This report outlines the role of after school programs (Juku) in preparing Japanese students for high school and university entrance examinations and presents some growing concerns about the movement. Juku plays a major role in insuring the success of Japanese students on tests administered within the country and on international comparisons made on the basis of achievement test scores. After 12 years of schooling, based on the American model, Japanese children have averaged 4 years more schooling than their counterparts in the United States, accounting in part for differences in test scores noted between U.S. and Japanese students. However, the growing pressure to succeed on examinations is taking a toll, and educators are questioning its impact on students' mental health; tests are beginning to determine curriculum, particularly in private schools; and a disparity is growing between educational opportunities for wealthy and poor students, based on parents' ability to pay. Despite these concerns, there is still widespread support among the population for Juku programs. Parents resist the notion of reducing the school week from 6 to 5 days and seem committed to spending the money and time necessary to have their children enroll in extra classes to secure a competitive advantage on the tests that determine which high schools, colleges, and/or universities the students may attend. (Contains 19 references.) (LL)
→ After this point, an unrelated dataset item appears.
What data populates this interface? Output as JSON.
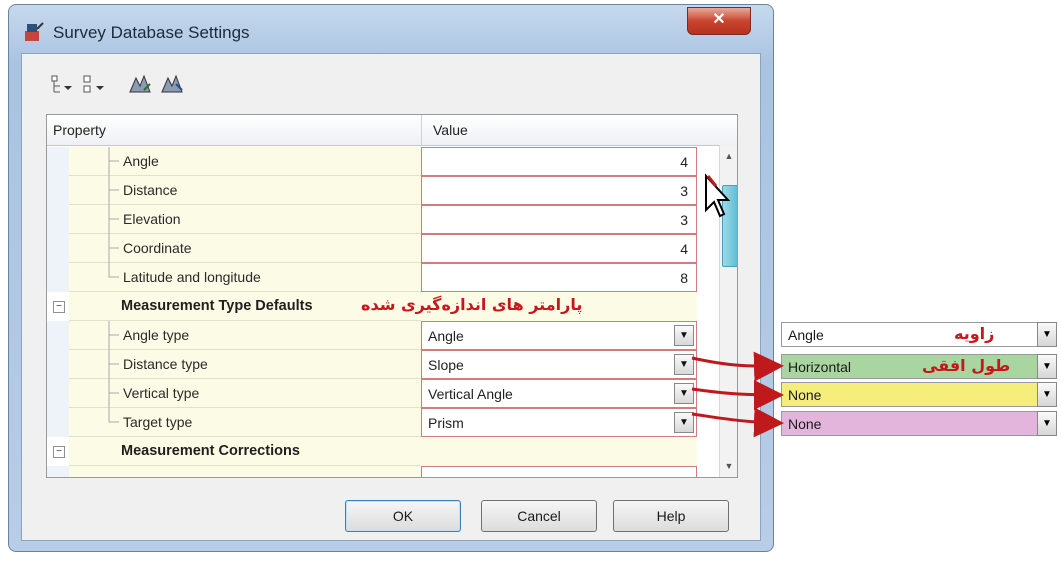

Publication Type: Speeches/Meeting Papers; Opinion Papers
Education Level: N/A
Audience: N/A
Language: English
Sponsor: N/A
Authoring Institution: N/A
Identifiers - Location: Japan; United States